** EXERCISE INSTRUCTIONS **
In the data below, find every line with the string "club" and pull it out.

══ DATA RECORDS

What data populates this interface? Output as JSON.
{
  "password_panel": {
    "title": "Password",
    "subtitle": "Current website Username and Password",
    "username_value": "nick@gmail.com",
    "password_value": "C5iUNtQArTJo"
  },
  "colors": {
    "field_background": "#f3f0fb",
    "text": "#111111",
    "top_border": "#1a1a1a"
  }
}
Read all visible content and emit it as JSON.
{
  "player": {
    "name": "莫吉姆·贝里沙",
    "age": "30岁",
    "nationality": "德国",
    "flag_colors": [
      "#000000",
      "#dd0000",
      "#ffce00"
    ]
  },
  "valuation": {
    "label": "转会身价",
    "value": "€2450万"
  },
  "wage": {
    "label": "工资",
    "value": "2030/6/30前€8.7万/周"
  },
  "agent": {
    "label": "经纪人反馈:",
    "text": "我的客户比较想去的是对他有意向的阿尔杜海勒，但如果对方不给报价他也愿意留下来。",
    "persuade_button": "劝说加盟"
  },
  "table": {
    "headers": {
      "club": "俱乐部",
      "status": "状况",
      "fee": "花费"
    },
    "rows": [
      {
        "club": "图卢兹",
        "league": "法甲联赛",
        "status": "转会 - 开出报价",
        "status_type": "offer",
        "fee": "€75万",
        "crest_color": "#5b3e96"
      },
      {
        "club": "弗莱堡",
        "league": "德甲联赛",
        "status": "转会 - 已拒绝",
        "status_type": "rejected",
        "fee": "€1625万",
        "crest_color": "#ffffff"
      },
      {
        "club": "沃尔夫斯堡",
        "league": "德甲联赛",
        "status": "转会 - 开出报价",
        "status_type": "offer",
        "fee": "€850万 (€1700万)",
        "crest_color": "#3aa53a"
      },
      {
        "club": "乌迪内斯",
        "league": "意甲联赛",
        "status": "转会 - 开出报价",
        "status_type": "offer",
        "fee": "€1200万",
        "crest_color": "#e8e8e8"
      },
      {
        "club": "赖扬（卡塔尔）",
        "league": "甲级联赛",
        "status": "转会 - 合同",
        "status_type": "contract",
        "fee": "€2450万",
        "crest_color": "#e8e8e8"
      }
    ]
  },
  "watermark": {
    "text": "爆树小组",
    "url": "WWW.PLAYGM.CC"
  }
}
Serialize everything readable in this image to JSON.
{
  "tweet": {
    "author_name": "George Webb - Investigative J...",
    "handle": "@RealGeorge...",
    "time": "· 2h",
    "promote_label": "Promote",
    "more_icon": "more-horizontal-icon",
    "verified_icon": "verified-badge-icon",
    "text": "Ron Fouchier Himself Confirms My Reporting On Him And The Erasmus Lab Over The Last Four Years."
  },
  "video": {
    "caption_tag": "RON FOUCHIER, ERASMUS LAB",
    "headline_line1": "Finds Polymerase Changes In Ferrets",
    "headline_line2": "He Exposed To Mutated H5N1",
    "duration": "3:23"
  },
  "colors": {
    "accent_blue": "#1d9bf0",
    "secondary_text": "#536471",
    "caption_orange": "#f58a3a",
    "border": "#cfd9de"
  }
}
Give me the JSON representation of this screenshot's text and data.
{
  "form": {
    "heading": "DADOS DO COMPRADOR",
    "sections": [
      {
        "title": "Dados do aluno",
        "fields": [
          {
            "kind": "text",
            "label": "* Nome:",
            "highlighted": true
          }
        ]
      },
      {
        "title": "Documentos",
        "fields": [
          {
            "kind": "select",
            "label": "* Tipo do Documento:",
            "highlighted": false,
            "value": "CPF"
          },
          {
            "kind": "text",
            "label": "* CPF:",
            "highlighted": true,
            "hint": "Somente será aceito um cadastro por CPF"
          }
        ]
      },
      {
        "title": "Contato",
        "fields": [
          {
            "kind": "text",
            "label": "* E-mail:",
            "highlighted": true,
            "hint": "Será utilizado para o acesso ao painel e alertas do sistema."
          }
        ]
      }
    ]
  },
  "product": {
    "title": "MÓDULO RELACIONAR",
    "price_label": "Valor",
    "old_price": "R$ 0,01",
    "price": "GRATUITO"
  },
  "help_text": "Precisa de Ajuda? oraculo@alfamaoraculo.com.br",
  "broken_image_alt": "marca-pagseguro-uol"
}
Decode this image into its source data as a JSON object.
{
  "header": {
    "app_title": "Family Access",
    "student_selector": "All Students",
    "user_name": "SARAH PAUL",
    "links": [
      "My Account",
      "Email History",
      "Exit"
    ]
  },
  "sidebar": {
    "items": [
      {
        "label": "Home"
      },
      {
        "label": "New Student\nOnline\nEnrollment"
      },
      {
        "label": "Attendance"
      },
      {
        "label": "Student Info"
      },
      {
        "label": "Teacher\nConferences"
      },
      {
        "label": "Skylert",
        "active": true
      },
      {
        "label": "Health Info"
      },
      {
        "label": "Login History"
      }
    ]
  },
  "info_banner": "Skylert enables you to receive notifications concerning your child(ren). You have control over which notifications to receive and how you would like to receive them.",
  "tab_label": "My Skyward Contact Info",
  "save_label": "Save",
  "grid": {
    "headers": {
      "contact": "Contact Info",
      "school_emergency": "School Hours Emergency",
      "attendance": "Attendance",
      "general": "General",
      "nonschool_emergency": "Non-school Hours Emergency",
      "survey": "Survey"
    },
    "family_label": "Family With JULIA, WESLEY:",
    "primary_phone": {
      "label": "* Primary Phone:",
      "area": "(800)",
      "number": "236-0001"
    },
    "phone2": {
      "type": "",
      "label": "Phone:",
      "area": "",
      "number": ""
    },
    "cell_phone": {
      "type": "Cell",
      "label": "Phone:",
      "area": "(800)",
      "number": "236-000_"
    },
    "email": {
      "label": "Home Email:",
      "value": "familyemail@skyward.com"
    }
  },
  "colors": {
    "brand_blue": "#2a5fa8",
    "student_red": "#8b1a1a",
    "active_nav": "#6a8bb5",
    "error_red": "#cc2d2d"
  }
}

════

** ANSWER BOX **
      "club": "俱乐部",
        "club": "图卢兹",
        "club": "弗莱堡",
        "club": "沃尔夫斯堡",
        "club": "乌迪内斯",
        "club": "赖扬（卡塔尔）",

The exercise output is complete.